## PROMPT
Every line in the records below that holds the word "JSON" is to be copied.

[Stored data]

☆ ☆ ☆ ☆

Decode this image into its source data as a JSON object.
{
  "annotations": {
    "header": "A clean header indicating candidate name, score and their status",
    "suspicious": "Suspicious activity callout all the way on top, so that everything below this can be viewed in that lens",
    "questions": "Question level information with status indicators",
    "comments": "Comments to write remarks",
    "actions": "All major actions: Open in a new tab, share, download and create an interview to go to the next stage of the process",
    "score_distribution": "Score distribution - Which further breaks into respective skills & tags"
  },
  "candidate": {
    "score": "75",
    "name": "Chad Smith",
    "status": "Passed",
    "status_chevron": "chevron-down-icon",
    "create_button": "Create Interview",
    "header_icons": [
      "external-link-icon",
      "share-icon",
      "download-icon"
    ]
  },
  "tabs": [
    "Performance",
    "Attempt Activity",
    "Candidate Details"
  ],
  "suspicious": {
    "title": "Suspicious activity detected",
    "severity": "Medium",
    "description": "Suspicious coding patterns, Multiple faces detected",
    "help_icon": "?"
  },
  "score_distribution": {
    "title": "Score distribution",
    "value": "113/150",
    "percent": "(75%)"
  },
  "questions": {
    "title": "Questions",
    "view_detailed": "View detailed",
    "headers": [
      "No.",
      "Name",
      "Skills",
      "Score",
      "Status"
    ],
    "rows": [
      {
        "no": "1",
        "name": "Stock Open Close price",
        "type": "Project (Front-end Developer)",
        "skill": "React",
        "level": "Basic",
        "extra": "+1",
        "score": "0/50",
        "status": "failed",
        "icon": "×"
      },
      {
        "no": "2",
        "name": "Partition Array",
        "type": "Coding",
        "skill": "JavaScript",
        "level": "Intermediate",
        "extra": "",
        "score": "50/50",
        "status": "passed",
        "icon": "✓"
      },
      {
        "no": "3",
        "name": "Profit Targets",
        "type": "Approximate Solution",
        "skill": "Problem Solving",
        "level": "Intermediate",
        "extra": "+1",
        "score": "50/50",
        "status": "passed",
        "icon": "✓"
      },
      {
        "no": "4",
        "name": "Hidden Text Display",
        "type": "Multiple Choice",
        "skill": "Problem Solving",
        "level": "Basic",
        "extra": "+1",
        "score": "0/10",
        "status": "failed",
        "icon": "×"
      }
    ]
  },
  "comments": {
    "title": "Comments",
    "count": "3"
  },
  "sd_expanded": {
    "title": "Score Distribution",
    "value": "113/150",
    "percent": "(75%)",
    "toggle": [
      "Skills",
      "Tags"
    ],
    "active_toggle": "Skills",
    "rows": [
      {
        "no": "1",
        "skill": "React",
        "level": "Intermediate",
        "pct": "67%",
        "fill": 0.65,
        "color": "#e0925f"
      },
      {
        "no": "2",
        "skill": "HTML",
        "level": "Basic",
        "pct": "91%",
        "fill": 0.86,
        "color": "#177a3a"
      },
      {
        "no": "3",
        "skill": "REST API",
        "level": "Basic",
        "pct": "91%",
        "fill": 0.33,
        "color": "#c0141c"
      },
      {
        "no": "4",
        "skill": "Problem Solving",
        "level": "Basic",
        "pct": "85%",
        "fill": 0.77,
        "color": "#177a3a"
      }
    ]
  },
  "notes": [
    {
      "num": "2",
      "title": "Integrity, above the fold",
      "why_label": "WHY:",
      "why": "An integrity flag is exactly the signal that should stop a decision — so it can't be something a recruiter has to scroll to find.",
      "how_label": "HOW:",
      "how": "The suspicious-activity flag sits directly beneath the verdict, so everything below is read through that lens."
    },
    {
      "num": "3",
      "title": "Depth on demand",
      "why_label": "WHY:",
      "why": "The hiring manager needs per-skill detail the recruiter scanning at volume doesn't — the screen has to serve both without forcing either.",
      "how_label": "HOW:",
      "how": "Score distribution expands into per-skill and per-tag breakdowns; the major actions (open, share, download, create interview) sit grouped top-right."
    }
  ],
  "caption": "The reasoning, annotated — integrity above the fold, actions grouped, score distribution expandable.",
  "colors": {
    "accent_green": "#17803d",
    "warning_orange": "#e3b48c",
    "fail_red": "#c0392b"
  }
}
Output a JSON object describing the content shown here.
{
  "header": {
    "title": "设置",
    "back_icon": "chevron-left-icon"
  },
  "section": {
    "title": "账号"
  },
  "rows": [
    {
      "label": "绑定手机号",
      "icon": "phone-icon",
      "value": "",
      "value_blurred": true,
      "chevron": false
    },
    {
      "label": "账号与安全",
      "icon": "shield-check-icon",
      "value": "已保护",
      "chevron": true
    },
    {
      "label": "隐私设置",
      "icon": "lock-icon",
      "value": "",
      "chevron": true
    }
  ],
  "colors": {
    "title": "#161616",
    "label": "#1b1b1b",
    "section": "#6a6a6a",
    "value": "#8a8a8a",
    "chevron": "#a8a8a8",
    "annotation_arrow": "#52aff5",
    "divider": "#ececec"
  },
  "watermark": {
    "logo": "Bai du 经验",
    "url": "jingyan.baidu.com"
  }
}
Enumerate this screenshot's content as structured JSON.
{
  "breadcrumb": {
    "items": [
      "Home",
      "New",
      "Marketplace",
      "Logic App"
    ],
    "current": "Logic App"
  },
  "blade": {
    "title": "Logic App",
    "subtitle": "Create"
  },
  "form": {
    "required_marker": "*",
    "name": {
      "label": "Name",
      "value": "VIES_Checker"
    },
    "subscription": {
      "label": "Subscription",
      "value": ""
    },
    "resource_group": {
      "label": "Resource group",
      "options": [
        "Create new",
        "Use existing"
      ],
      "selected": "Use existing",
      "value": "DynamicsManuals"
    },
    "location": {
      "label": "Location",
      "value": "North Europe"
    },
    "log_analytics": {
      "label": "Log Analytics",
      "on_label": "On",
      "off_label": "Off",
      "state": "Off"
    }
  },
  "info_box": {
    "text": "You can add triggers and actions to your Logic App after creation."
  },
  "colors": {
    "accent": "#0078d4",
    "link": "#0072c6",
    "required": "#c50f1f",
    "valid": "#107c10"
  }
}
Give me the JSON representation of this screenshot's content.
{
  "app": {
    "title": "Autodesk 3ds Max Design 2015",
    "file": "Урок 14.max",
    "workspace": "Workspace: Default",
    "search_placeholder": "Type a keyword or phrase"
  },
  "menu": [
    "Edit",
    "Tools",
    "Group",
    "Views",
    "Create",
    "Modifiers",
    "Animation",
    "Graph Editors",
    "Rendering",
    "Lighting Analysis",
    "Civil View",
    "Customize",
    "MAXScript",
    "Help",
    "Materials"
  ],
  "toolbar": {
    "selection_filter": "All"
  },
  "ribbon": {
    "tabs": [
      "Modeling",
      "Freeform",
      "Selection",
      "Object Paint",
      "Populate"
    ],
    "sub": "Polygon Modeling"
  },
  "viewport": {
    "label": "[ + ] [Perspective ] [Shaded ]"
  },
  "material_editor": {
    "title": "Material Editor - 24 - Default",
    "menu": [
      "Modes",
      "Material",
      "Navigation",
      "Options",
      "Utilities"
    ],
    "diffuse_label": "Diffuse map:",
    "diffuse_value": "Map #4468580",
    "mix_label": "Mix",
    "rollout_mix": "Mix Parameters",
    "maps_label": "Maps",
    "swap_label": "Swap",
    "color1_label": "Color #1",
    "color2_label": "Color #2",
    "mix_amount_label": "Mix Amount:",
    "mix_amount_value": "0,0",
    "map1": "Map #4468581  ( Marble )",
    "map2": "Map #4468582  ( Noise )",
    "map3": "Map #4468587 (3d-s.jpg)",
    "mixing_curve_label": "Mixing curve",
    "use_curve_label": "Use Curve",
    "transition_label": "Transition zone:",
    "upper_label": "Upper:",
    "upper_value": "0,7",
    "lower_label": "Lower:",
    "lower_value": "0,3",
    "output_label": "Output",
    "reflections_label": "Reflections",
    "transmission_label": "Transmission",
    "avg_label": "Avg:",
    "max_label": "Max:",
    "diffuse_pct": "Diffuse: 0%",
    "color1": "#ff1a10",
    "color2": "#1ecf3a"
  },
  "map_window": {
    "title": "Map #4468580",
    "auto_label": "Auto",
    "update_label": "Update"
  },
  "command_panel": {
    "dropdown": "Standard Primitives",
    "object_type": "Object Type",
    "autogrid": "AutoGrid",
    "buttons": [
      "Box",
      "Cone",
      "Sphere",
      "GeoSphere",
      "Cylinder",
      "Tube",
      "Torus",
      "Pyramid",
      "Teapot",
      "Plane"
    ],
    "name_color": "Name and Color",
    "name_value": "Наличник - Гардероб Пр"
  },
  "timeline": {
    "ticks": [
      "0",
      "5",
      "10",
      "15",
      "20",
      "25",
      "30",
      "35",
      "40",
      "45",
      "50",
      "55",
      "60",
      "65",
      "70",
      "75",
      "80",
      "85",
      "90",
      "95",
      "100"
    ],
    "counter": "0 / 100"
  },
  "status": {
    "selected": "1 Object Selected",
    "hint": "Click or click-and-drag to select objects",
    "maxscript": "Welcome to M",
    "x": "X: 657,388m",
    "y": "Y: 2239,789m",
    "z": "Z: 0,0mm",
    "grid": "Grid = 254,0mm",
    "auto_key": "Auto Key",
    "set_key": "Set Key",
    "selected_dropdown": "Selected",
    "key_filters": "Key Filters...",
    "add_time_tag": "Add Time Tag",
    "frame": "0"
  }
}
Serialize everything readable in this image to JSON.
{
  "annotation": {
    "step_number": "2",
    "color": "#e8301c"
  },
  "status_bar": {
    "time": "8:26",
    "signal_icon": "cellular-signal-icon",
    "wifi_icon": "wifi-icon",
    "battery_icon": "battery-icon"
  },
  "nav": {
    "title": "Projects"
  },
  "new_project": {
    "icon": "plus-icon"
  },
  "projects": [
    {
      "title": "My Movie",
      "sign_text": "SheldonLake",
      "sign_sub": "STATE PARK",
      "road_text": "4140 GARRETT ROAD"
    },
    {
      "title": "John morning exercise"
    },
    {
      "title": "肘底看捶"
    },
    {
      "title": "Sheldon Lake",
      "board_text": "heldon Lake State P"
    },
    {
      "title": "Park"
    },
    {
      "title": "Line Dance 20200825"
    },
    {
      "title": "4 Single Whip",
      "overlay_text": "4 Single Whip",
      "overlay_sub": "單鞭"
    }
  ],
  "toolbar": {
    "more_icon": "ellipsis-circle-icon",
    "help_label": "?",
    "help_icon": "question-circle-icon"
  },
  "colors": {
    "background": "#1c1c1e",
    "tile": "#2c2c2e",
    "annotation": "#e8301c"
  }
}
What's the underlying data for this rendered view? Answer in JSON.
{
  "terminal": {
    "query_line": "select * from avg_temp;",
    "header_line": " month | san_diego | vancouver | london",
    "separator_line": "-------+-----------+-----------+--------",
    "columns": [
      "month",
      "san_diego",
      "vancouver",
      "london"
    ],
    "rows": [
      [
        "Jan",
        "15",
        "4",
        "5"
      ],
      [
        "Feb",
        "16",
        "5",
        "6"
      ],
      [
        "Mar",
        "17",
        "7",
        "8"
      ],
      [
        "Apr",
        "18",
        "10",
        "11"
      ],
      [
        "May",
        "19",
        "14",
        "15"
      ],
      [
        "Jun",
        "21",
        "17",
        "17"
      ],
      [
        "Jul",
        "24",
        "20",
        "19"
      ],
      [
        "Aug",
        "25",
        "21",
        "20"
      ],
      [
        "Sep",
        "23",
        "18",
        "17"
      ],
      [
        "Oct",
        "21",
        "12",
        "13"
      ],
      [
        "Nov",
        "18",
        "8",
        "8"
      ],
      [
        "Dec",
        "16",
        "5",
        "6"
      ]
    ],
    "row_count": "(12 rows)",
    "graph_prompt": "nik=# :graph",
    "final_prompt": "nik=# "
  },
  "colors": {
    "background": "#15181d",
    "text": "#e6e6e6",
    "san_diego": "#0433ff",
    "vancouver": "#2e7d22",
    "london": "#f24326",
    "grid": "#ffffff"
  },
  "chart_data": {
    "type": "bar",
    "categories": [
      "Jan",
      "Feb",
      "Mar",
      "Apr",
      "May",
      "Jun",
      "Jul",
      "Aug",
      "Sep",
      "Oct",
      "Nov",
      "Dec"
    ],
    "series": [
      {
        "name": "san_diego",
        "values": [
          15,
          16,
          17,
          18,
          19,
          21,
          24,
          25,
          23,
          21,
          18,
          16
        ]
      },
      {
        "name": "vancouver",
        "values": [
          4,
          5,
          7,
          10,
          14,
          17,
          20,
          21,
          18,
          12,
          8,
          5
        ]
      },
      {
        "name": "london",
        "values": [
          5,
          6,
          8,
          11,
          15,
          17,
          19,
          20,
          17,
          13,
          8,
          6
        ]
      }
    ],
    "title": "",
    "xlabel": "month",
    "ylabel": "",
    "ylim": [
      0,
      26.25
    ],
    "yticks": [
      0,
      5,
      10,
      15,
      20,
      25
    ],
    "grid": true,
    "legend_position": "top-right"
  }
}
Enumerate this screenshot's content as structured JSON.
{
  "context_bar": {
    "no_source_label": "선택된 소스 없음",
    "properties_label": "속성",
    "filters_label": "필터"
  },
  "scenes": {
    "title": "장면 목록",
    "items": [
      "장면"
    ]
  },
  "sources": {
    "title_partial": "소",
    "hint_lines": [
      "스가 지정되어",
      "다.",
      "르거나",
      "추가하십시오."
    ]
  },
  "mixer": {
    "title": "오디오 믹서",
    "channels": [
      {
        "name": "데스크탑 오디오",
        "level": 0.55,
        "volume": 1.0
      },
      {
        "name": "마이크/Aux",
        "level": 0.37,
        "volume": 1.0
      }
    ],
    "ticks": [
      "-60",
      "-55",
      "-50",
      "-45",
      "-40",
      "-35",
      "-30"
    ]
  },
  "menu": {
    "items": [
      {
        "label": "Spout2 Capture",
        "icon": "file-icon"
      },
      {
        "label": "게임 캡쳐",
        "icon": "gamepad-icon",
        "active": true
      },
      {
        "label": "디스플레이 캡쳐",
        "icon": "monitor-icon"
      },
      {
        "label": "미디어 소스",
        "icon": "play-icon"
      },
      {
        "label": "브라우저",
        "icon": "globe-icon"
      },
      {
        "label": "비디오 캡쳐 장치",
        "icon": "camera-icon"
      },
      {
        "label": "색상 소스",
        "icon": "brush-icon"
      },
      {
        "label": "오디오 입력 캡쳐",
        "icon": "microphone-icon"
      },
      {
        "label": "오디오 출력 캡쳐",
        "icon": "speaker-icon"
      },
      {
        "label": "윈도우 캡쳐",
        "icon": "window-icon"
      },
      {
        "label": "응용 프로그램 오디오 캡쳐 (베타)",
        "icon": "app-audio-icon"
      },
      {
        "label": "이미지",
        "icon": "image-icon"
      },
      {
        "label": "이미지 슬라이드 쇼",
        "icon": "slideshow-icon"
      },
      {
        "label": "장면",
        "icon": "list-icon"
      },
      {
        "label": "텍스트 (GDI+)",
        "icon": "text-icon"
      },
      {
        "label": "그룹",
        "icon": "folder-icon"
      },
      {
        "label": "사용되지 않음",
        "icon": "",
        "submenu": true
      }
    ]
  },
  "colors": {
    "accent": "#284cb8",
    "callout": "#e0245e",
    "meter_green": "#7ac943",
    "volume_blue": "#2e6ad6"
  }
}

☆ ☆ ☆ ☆

## TASK RESPONSE
Decode this image into its source data as a JSON object.
Output a JSON object describing the content shown here.
Enumerate this screenshot's content as structured JSON.
Give me the JSON representation of this screenshot's content.
Serialize everything readable in this image to JSON.
What's the underlying data for this rendered view? Answer in JSON.
Enumerate this screenshot's content as structured JSON.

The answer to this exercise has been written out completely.